Perhaps my skepticism about holding movies like Selma, The Imitation Game, and The Theory of Everythingto rigorous standards of veracity has to do with the fact that I grew up during an era in which “historical” films routinely departed so far—and often so comically—from reality.
After nearly eight months in detention, Chinese human rights lawyer Pu Zhiqiang has been informed that formal charges are now being considered against him. The crime? “Picking fights and causing trouble” on his microblog. It may seem odd to detain someone first and then go look for the reasons for the detention, but this is a well-established pattern.
When an author renounces some easy twist, some expected payoff, to take us into territory we didn’t expect but that nevertheless fits with the drift of the story, then the novel gains force and conviction. And when he or she does it again, telling quite a different story that is nevertheless driven by the same urgent tensions, then we are likely moving into the zone of authenticity.
I think you Americans, your political agenda has become taken over by these differences between the Republicans and the Democrats. Every day, you fight about issues like taxation or abortion. But perhaps you have forgotten that the things the Republicans and Democrats share are much larger than what separates them.
In the reimagined Middle Ages of Alexei German’s Hard to Be a God, spears threaten bare buttocks, corpses are looted, mocked, kicked aside, faces are smeared with unidentifiable muck, the rain pours down.

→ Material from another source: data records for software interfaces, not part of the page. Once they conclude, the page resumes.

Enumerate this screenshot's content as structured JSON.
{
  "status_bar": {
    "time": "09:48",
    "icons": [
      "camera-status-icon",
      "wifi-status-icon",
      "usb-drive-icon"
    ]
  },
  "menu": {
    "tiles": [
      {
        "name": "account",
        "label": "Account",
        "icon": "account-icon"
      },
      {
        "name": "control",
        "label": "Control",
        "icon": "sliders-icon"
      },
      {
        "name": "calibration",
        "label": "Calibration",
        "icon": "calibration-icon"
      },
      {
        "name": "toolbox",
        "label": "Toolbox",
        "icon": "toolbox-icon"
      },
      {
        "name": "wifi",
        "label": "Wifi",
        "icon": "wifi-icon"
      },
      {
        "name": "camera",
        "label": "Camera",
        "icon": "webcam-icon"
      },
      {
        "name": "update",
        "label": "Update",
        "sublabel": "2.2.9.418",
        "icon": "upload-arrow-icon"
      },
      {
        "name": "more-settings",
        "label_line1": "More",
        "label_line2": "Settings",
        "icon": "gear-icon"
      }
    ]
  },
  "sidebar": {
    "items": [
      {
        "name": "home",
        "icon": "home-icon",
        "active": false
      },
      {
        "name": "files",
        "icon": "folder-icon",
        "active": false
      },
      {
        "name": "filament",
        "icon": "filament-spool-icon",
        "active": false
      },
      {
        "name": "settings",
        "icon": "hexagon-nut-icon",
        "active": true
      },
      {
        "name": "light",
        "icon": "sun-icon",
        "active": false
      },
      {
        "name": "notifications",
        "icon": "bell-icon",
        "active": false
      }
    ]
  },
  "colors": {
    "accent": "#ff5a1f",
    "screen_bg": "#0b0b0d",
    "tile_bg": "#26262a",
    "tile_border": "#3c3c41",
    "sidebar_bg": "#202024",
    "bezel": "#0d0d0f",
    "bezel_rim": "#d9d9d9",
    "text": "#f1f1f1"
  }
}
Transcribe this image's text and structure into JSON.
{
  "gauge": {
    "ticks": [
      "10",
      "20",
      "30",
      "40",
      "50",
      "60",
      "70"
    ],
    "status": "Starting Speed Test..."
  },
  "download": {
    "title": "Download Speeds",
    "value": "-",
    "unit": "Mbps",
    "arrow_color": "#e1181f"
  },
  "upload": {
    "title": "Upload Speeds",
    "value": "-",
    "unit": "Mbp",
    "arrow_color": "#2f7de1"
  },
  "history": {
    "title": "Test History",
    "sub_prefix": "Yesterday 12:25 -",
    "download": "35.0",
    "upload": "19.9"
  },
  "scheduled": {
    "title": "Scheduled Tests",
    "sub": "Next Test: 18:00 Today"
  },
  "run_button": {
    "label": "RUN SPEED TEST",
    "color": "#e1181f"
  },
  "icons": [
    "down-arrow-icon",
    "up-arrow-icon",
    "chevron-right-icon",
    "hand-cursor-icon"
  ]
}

I don’t think any film has ever depicted a world so awful with such conviction.
Though it has received scant attention since its opening in Paris last fall, Renzo Piano’s discreetly restrained Fondation Jérôme Seydoux-Pathé ranks among his best works. With its voluptuously swelling aluminum-and-glass-clad form, it is an ingenious demonstration of how to insert a work of avant-garde architecture into a historic setting.
In Birdman Alejandro González Iñárritu has taken his cinematic nightmare to the Great White Way, illuminated it with Broadway footlights, located the pathos—and the hilarity—in the New York stage, and given us a cast of nuanced and beautifully acted minor characters.
In an afterword to his recent book Walking, Thomas Struth writes that he took the photographs “by rubbing my shoulders and my senses against ordinary, everyday architecture again.” This seems to acknowledge the project’s departure from the monumental rhetoric of his current show at the Metropolitan Museum, where twenty-five photographs are assembled in a kind of “greatest hits” homage.
Mark Strand, who died in November at the age of eighty after a long battle with cancer, is the first among my oldest friends to go. Having known him for forty-six years, I’ve come to realize since he passed away what a huge presence he was in my life and still continues to be.
We were all there because we were free, or because we wanted to be as free as possible, because we wanted to laugh and face off over everything, about everything, a small Homeric band feasting on red meat, and that is exactly what the men in black, those sinister ninjas, were out to kill.